(Beginning of Dataset entries)

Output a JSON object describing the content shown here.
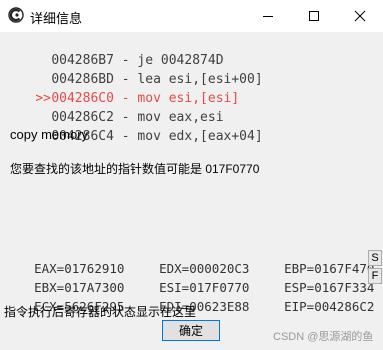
{
  "window": {
    "title": "详细信息",
    "icon": "app-icon",
    "controls": [
      "minimize-icon",
      "maximize-icon",
      "close-icon"
    ]
  },
  "code_lines": [
    {
      "marker": "",
      "address": "004286B7",
      "instruction": "je 0042874D",
      "current": false
    },
    {
      "marker": "",
      "address": "004286BD",
      "instruction": "lea esi,[esi+00]",
      "current": false
    },
    {
      "marker": ">>",
      "address": "004286C0",
      "instruction": "mov esi,[esi]",
      "current": true
    },
    {
      "marker": "",
      "address": "004286C2",
      "instruction": "mov eax,esi",
      "current": false
    },
    {
      "marker": "",
      "address": "004286C4",
      "instruction": "mov edx,[eax+04]",
      "current": false
    }
  ],
  "comment": "copy memory",
  "message": "您要查找的该地址的指针数值可能是 017F0770",
  "registers": {
    "row1": {
      "a": "EAX=01762910",
      "b": "EDX=000020C3",
      "c": "EBP=0167F470"
    },
    "row2": {
      "a": "EBX=017A7300",
      "b": "ESI=017F0770",
      "c": "ESP=0167F334"
    },
    "row3": {
      "a": "ECX=5626F295",
      "b": "EDI=00623E88",
      "c": "EIP=004286C2"
    }
  },
  "side_buttons": {
    "s": "S",
    "f": "F"
  },
  "status_text": "指令执行后寄存器的状态显示在这里",
  "ok_label": "确定",
  "watermark": "CSDN @思源湖的鱼",
  "colors": {
    "current_line": "#e84a4a",
    "button_border": "#0078d7"
  }
}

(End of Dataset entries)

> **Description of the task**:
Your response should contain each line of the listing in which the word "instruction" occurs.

> **Output for this task**:
      "instruction": "je 0042874D",
      "instruction": "lea esi,[esi+00]",
      "instruction": "mov esi,[esi]",
      "instruction": "mov eax,esi",
      "instruction": "mov edx,[eax+04]",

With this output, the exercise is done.